Our third and final question: Who is wise? How much wisdom you have gained since you first came up the hill. You have learned in the classroom, in the dorm room, in the library, and in the dining hall. You have learned about art, science, literature, and religion. You have learned about yourself, your neighbors, your country, and your world.
You’ve packed nostalgically, remembering historic events and formulas along side those funny jokes only your favorite professors could make. You’ve selected wisdom carefully, too, selling back some— but not all—of your books. You have undoubtedly reflected quite a bit as you packed the wisdom you have accumulated. You have considered how your perspective has changed, how your passion has deepened, and how you have grown.
After packing, you will have boxes and boxes of wisdom. Once you take this wisdom with you, you can either pile it in your friend’s garage or you can take it out and unpack it. The Mishnah text teaches us, “Who is wise? One who learns from all people?” When unpacking the varied wisdom you have accumulated throughout your time at Denison, you can use its breadth to help you learn from everyone you encounter.
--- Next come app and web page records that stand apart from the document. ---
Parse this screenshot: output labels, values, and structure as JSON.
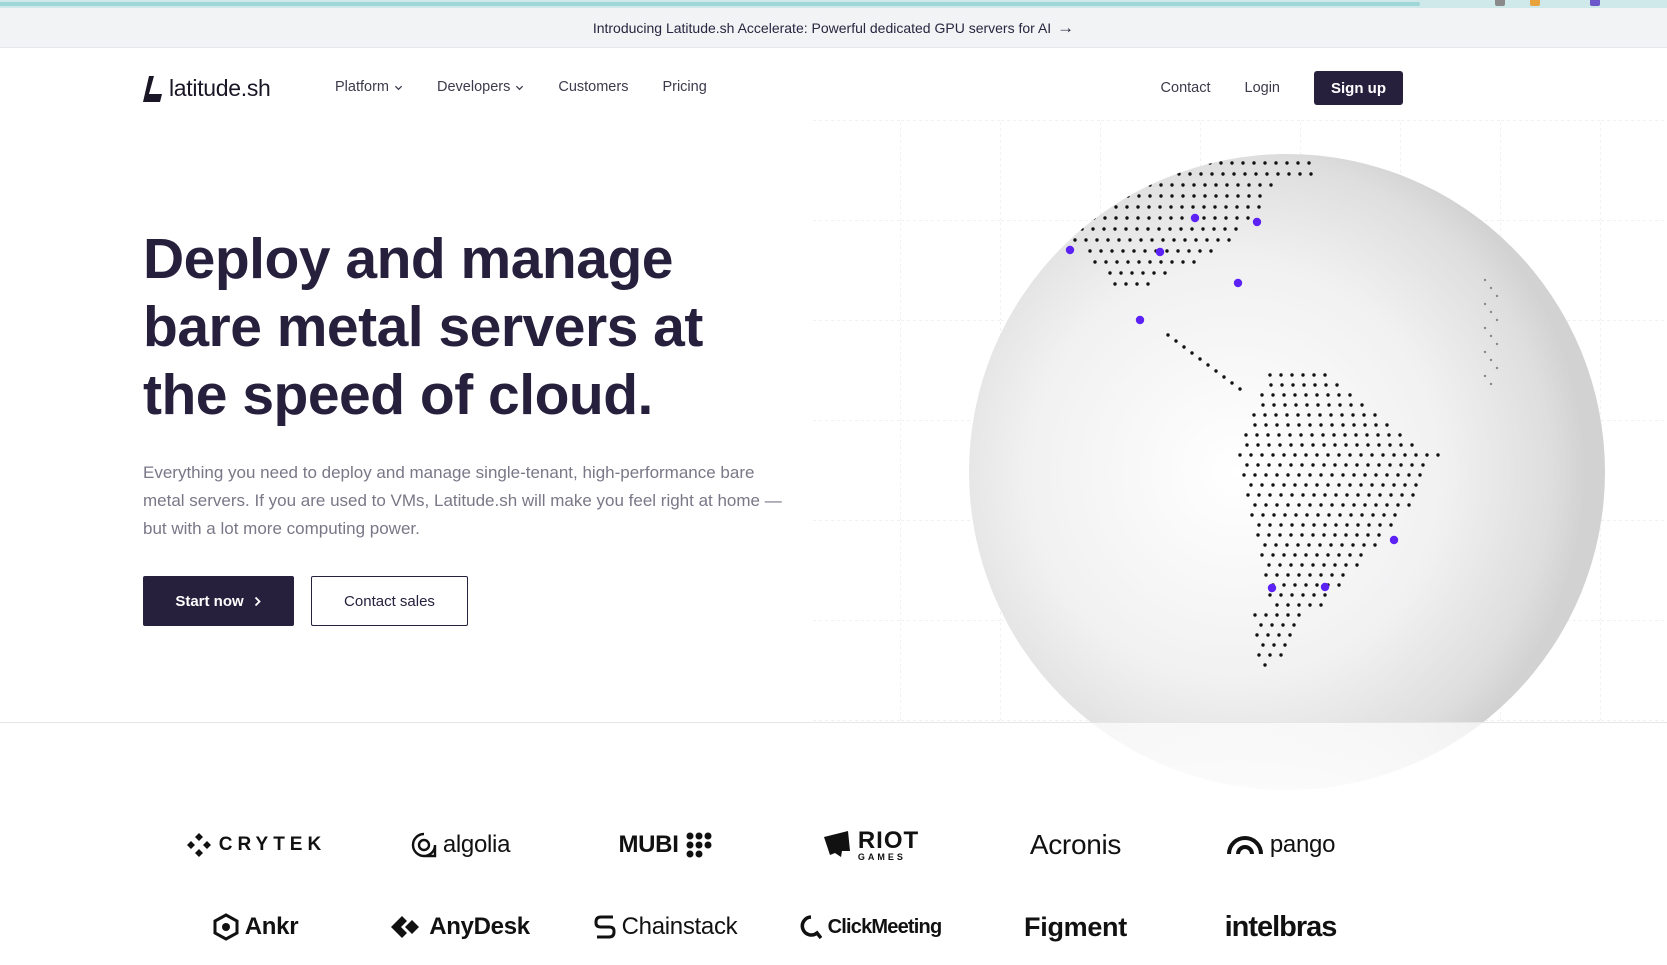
{
  "colors": {
    "brand_dark": "#27203d",
    "accent_purple": "#5b21f5",
    "dots": "#111111"
  },
  "announcement": {
    "text": "Introducing Latitude.sh Accelerate: Powerful dedicated GPU servers for AI",
    "icon": "arrow-right-icon"
  },
  "nav": {
    "logo_text": "latitude.sh",
    "items": [
      {
        "label": "Platform",
        "has_dropdown": true
      },
      {
        "label": "Developers",
        "has_dropdown": true
      },
      {
        "label": "Customers",
        "has_dropdown": false
      },
      {
        "label": "Pricing",
        "has_dropdown": false
      }
    ],
    "contact": "Contact",
    "login": "Login",
    "signup": "Sign up"
  },
  "hero": {
    "title_lines": [
      "Deploy and manage",
      "bare metal servers at",
      "the speed of cloud."
    ],
    "description": "Everything you need to deploy and manage single-tenant, high-performance bare metal servers. If you are used to VMs, Latitude.sh will make you feel right at home — but with a lot more computing power.",
    "start_now": "Start now",
    "contact_sales": "Contact sales"
  },
  "customers": {
    "row1": [
      {
        "name": "CRYTEK",
        "icon": "crytek-logo-icon"
      },
      {
        "name": "algolia",
        "icon": "algolia-logo-icon"
      },
      {
        "name": "MUBI",
        "icon": "mubi-logo-icon"
      },
      {
        "name": "RIOT",
        "sub": "GAMES",
        "icon": "riot-logo-icon"
      },
      {
        "name": "Acronis",
        "icon": ""
      },
      {
        "name": "pango",
        "icon": "pango-logo-icon"
      }
    ],
    "row2": [
      {
        "name": "Ankr",
        "icon": "ankr-logo-icon"
      },
      {
        "name": "AnyDesk",
        "icon": "anydesk-logo-icon"
      },
      {
        "name": "Chainstack",
        "icon": "chainstack-logo-icon"
      },
      {
        "name": "ClickMeeting",
        "icon": "clickmeeting-logo-icon"
      },
      {
        "name": "Figment",
        "icon": ""
      },
      {
        "name": "intelbras",
        "icon": ""
      }
    ]
  }
}
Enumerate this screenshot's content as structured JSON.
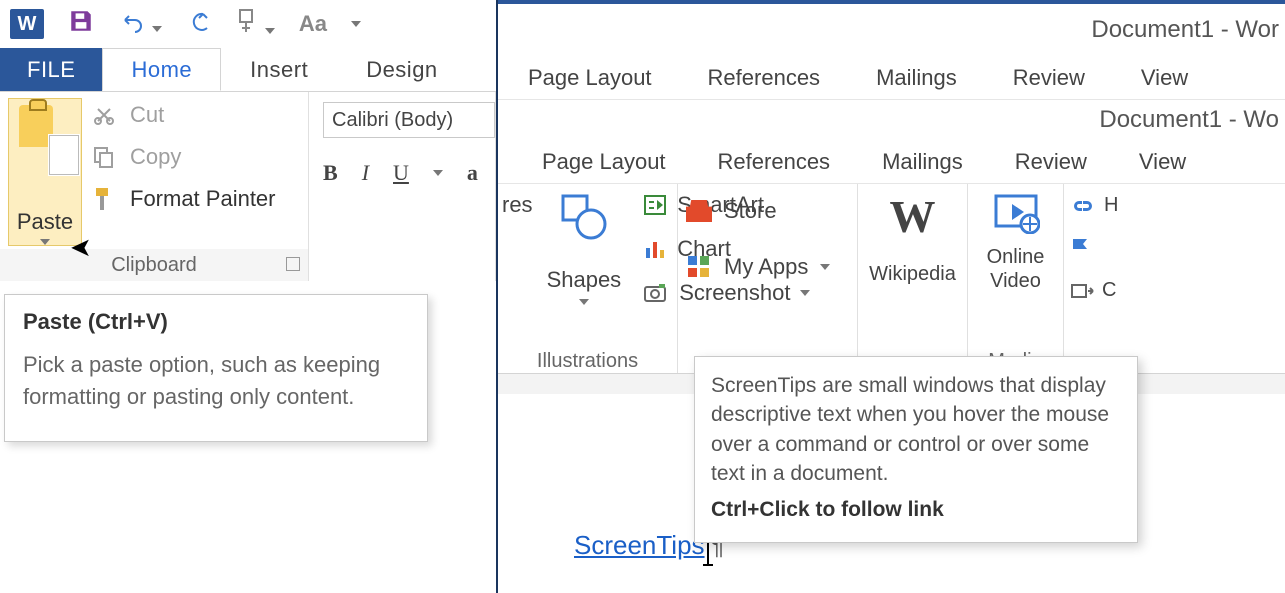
{
  "app": {
    "title_left": "Document1 - Wor",
    "title_right_1": "Document1 - Wor",
    "title_right_2": "Document1 - Wo"
  },
  "qat": {
    "logo_letter": "W",
    "aa": "Aa"
  },
  "tabs1": {
    "file": "FILE",
    "home": "Home",
    "insert": "Insert",
    "design": "Design"
  },
  "paste": {
    "label": "Paste",
    "tooltip_title": "Paste (Ctrl+V)",
    "tooltip_body": "Pick a paste option, such as keeping formatting or pasting only content."
  },
  "clipboard": {
    "cut": "Cut",
    "copy": "Copy",
    "format_painter": "Format Painter",
    "group_label": "Clipboard"
  },
  "font": {
    "name": "Calibri (Body)",
    "b": "B",
    "i": "I",
    "u": "U",
    "a": "a"
  },
  "tabs_top": {
    "page_layout": "Page Layout",
    "references": "References",
    "mailings": "Mailings",
    "review": "Review",
    "view": "View"
  },
  "tabs_mid": {
    "page_layout": "Page Layout",
    "references": "References",
    "mailings": "Mailings",
    "review": "Review",
    "view": "View"
  },
  "ribbon2": {
    "res": "res",
    "shapes": "Shapes",
    "smartart": "SmartArt",
    "chart": "Chart",
    "screenshot": "Screenshot",
    "illustrations": "Illustrations",
    "store": "Store",
    "myapps": "My Apps",
    "wikipedia": "Wikipedia",
    "online_video": "Online\nVideo",
    "media": "Media",
    "link_h": "H",
    "link_c": "C"
  },
  "doc": {
    "link_text": "ScreenTips",
    "pilcrow": "¶"
  },
  "screentip2": {
    "body": "ScreenTips are small windows that display descriptive text when you hover the mouse over a command or control or over some text in a document.",
    "ctrl": "Ctrl+Click to follow link"
  }
}
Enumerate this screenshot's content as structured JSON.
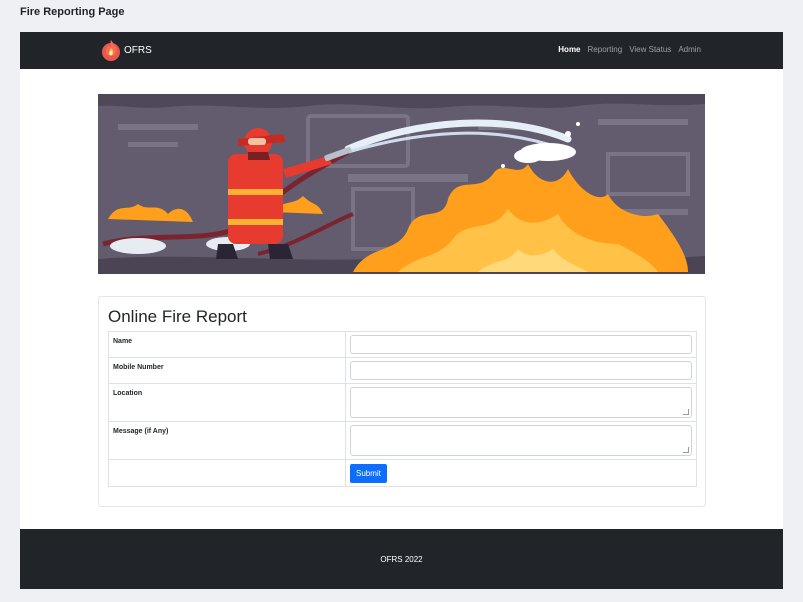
{
  "page_caption": "Fire Reporting Page",
  "navbar": {
    "brand": "OFRS",
    "links": [
      "Home",
      "Reporting",
      "View Status",
      "Admin"
    ],
    "active": "Home"
  },
  "form": {
    "title": "Online Fire Report",
    "fields": [
      {
        "label": "Name",
        "type": "text",
        "value": ""
      },
      {
        "label": "Mobile Number",
        "type": "text",
        "value": ""
      },
      {
        "label": "Location",
        "type": "textarea",
        "value": ""
      },
      {
        "label": "Message (if Any)",
        "type": "textarea",
        "value": ""
      }
    ],
    "submit_label": "Submit"
  },
  "footer": {
    "text": "OFRS 2022"
  },
  "colors": {
    "navbar_bg": "#212529",
    "primary": "#0d6efd",
    "flame": "#ff9f1c",
    "firefighter": "#e63b2e"
  },
  "icons": {
    "brand_logo": "fire-logo-icon",
    "banner": "firefighter-illustration"
  }
}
In the Christian Testament, the same question is attributed to James, who asks, “Who is wise and understanding among you? Let him show it by his good life, by deeds done in the humility that comes from wisdom.” The wisdom you have attained is most valuable, most effective, when you demonstrate it in the actions you take throughout your life. We can demonstrate wisdom in the choices we make on our career paths and in our personal relationships. But the most precious wisdom, James explains, is that of acting with humility.
The following is attributed to Abraham Lincoln: “I do not think much of a man who is not wiser today than he was yesterday.” Graduation is not a cessation from learning but rather a gateway to further learning. The education you have received here is a solid foundation for all you will learn—and it is only the beginning. You will, throughout your life, have countless opportunities to add to this wisdom as you learn from every person you encounter. Who is wise? One who learns from all people, every day, and uses that wisdom to act humbly in the world. Now go and learn.
“Who is rich, one who is content with one's lot. Who is strong, one who conquers the evil inclination. Who is wise, one who learns from all people.” As you leave this place, you pack with you the wealth of experiences, the strength of self-discovery, and the wisdom of an excellent education. It is your job to keep learning as you unpack the wealth of gratitude and contentment, the strength of good decision making, and the wisdom of learning from everyone you encounter.
The funny thing about all of those cars on the highway is that, even though they are stuffed to the brim, it is not all the stuff that I think about when I see them. In those cars, I see potential. They carry the precious cargo of fresh minds, new perspectives, and bright ideas. You may not be able to see your little brother in the backseat behind the cardboard chair you made in Intro to Architecture, but you can see the innovative building that budding architect might build. You may not be able to sit comfortably without a box jabbing into your rib, but you know that each box contains worlds of ideas yet to be. And when you see that diploma peeking out the window, you know that, in that crowded car, there is a person ready to keep learning.